In the age of the Metaverse and 3D, all in a pandemic context, the robot mannequin reflects at least a triple desire:
All this is good, you may say, but what is a robot mannequin and how is it better than a classic mannequin?
It has special features that allow it to be adjusted to check sizes, prototypes in all gradations so that brands can perform beyond their base sizes, but also in all other morphologies allowing designers and pattern makers to do their work more efficiently.
The main features are as follows:
– Adjust the robot according to your grading rules. This is a “Lord of the Rings” mode where a dummy is used to govern them all.
– The dummy is available 24 hours a day and is a perfect alternative to cabin dummies which are not always available. The robot mannequin ensures that all your products can be tested and their measurements verified in a minimum of time.
– Thanks to its technology, the robot mannequin also allows you to reproduce the size of your other products and to ensure the consistency of the size and gradation grids, season after season.
– Finally, as with any high-tech solution, your data can be exported for analysis to highlight measurement discrepancies and identify garment flaws prior to production launch.
– From a brand’s perspective, this is a great way to improve sustainability and inclusion.

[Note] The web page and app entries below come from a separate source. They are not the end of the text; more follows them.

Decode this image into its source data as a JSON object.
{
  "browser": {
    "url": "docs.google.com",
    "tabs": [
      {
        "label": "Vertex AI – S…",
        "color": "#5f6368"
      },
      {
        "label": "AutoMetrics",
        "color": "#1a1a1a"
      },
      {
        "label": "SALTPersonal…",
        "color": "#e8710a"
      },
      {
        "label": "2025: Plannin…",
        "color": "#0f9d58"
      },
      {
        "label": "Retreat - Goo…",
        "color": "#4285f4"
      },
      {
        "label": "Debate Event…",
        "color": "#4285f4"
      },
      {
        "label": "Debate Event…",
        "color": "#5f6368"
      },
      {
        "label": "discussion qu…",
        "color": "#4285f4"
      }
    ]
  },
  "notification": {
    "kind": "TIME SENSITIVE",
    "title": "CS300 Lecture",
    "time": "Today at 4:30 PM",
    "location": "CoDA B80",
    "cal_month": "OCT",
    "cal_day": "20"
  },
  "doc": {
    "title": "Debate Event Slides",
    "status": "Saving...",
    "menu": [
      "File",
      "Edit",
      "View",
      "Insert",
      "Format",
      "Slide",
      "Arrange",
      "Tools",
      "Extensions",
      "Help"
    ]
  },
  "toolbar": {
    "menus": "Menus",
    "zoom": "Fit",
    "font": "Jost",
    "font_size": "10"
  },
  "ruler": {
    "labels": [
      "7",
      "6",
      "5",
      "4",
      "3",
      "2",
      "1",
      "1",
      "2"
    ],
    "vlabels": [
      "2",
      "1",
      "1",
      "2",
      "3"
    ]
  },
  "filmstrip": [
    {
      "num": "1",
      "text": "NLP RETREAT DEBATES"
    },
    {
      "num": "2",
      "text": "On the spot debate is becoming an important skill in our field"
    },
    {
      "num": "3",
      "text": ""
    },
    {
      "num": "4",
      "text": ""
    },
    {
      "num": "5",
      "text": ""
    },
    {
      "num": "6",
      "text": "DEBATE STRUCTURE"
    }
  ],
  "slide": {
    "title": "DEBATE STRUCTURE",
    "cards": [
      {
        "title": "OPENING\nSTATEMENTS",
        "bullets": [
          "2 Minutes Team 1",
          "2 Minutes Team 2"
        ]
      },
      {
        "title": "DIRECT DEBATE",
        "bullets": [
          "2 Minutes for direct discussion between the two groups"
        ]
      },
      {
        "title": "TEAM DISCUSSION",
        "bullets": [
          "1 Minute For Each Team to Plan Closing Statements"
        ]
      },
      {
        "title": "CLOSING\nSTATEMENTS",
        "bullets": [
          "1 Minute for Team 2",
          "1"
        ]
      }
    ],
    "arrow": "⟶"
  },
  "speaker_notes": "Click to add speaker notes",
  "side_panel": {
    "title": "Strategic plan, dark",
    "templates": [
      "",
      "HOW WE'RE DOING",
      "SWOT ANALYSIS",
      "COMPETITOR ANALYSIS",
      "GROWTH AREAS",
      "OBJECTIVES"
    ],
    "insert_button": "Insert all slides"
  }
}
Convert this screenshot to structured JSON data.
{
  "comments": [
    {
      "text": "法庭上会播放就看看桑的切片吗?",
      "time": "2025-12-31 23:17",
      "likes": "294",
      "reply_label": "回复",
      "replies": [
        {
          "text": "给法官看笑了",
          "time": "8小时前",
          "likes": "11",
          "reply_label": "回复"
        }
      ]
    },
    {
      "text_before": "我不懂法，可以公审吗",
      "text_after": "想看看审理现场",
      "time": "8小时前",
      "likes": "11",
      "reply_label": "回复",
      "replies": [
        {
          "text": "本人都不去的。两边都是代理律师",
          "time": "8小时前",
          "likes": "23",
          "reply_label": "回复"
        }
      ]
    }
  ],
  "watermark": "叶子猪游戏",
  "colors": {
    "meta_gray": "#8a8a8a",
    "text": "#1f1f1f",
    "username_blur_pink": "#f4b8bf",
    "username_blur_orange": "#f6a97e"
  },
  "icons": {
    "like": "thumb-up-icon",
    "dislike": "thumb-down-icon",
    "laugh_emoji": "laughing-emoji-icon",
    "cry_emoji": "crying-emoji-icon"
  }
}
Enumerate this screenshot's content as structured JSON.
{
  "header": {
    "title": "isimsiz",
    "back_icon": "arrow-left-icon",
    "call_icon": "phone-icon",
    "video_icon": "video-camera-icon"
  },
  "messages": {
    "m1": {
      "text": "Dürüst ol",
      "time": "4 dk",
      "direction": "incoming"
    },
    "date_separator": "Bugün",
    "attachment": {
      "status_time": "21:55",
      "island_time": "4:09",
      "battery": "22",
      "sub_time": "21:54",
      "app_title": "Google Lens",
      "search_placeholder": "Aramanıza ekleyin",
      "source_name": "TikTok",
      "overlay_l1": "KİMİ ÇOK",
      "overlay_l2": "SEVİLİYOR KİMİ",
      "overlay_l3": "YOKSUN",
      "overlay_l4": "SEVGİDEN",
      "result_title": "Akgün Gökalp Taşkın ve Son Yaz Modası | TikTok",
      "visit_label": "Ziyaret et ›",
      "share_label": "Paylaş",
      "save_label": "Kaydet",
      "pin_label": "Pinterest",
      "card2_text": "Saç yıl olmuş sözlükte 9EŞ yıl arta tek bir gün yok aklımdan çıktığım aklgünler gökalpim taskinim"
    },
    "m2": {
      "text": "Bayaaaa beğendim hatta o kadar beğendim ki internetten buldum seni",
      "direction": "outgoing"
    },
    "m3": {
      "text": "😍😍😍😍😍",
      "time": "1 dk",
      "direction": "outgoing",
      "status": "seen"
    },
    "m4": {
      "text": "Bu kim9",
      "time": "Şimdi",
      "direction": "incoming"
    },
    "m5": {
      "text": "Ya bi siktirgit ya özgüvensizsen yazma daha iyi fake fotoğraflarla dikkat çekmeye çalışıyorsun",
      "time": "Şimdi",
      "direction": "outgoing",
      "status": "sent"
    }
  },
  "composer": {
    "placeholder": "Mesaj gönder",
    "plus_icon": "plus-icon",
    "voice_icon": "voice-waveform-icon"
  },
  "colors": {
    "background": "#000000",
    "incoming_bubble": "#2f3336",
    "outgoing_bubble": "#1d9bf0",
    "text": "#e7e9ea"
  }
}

And with the data collected, it is also an opportunity to reduce their logistics and production costs.
Whether it’s made of wood or covered in canvas, the wooden mannequin has satisfied generations of designers, and let’s be honest, it has a noble and solemn side. Nevertheless, the classic mannequin is what it is: static, non-adjustable and the main flaw is that it does not reflect a real human body. Like a statue, it embodies an idea of a body onto which different clothes can be fitted.
The development and testing of “size sets” on such mannequins contribute to the uselessness or impossibility of selling certain products. Indeed, as long as your body is within the norm and you remain in the most common sizes, you have a good chance of finding the right shoe, or rather the right shirt for your bust.
However, as soon as you move towards sizes such as XS or 3XL+, it often happens that the clothes don’t fit you, too tight, sleeves too long or too short, difficulty to close the buttons at the chest level… or simply, that the garment doesn’t fit you or doesn’t please you anymore once worn because you don’t like it.
At a time when facial recognition is becoming commonplace and digitization is going full steam ahead, it seems that producing sizes well is based more on a desire by brands and manufacturers to use modern tools than on a compulsion to develop solutions themselves.
The robot mannequin thus appears to be a means of responding to society’s evolutions and challenges.
Brands and distribution networks continue to expand worldwide and taking into account different morphologies is mandatory.
A poorly designed product is a product that will never be sold. It will nevertheless have been adjusted, produced and therefore consumed natural resources. Worse still, it will have been transported, placed in a shop… all to end up indefinitely in stock.
Outre l’impact économique, c’est aussi un large impact en termes environnementaux, et ces impacts sont supportés par les marques, les distributeurs et les consommateurs.
Disposer d’un robot mannequin permet aux marques de pouvoir exploiter les bibliothèques de données propres à Euveka. C’est alors aller au plus près des morphotypes de chaque cliente. C’est inclure les morphologies des femmes du monde entier pour faire en sorte que les produits de chaque taille soit achetables et portés plus longtemps. Le mannequin Euveka permet aussi une inclusivité de toutes les personnes travaillant sur les vêtements et de réduire la pénibilité grâce à la suspension intégrée. Aujourd’hui, plus que jamais, les marques peuvent faire que la mode vous aille bien.
Euveka est une société française disposant d’une technologie brevetée, de 8 ans de Recherche et Développement et dont l’objectif affirmé est de rapprocher les marques de leurs marchés grâce à son mannequin robot.